● What is being asked:
Count the lines below that contain the word "JSON", and reply with only that number.
-------- Extracted material --------
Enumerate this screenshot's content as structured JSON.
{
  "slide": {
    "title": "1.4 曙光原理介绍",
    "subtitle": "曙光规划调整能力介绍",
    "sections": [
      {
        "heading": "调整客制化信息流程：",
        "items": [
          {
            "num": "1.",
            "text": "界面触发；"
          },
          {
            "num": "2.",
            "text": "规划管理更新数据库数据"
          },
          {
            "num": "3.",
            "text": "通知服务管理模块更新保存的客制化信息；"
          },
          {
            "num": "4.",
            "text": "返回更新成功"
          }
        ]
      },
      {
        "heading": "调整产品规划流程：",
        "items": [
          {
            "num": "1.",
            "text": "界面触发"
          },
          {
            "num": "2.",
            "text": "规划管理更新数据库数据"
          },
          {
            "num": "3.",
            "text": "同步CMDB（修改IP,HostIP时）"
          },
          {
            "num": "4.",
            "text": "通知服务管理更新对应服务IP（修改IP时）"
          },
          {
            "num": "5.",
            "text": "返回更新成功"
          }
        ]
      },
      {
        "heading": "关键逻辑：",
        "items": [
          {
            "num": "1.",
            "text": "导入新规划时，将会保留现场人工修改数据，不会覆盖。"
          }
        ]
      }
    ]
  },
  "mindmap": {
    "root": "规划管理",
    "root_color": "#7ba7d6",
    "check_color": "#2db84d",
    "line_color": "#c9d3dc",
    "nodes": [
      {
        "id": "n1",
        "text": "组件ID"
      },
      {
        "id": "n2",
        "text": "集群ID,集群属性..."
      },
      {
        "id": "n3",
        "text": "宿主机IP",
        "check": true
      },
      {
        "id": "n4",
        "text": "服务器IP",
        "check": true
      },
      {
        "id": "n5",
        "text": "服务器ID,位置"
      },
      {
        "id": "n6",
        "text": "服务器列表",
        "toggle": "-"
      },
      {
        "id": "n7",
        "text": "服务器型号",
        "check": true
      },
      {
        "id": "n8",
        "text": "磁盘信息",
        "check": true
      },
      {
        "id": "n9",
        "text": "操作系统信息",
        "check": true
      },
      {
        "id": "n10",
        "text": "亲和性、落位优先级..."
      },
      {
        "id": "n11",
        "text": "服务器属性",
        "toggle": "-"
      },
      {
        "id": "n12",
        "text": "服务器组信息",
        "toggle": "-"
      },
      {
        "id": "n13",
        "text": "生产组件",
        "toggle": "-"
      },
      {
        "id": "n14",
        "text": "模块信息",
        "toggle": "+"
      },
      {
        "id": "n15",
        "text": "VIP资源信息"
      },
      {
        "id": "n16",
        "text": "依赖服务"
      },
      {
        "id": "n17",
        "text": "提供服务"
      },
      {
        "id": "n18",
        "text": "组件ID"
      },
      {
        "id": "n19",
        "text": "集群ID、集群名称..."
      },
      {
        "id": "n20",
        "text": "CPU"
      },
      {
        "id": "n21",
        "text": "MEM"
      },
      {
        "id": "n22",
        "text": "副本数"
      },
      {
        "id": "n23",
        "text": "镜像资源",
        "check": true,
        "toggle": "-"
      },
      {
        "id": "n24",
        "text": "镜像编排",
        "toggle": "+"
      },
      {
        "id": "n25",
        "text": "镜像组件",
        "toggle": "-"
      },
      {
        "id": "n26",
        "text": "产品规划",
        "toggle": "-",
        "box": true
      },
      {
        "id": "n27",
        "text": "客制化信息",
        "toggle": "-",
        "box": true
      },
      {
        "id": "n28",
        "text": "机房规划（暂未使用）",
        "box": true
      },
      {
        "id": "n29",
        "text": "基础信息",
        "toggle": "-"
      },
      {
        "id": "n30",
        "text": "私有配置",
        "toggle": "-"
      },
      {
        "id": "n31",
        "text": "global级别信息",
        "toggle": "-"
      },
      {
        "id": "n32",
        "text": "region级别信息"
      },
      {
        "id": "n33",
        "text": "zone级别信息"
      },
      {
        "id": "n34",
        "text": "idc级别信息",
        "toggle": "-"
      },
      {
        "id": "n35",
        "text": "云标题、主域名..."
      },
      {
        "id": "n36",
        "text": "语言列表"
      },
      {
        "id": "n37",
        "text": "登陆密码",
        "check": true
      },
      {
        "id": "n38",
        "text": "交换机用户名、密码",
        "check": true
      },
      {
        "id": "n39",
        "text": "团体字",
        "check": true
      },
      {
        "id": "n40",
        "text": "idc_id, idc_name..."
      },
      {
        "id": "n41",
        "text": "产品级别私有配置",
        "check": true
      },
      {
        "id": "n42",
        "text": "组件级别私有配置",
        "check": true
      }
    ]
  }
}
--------
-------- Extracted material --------
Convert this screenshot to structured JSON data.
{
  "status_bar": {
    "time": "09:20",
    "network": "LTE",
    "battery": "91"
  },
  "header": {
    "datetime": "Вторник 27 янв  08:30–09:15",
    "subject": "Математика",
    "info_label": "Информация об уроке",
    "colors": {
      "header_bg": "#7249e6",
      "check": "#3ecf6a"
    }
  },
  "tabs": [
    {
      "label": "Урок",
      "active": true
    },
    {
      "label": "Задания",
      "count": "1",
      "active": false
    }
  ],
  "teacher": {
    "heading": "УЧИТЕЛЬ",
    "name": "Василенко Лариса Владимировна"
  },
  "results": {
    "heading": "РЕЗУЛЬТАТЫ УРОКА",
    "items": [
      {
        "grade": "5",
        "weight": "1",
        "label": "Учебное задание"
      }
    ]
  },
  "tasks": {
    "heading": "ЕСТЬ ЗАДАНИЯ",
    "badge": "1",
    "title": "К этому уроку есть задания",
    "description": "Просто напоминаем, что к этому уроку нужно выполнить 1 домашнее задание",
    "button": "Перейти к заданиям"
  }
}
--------
● Your response:
2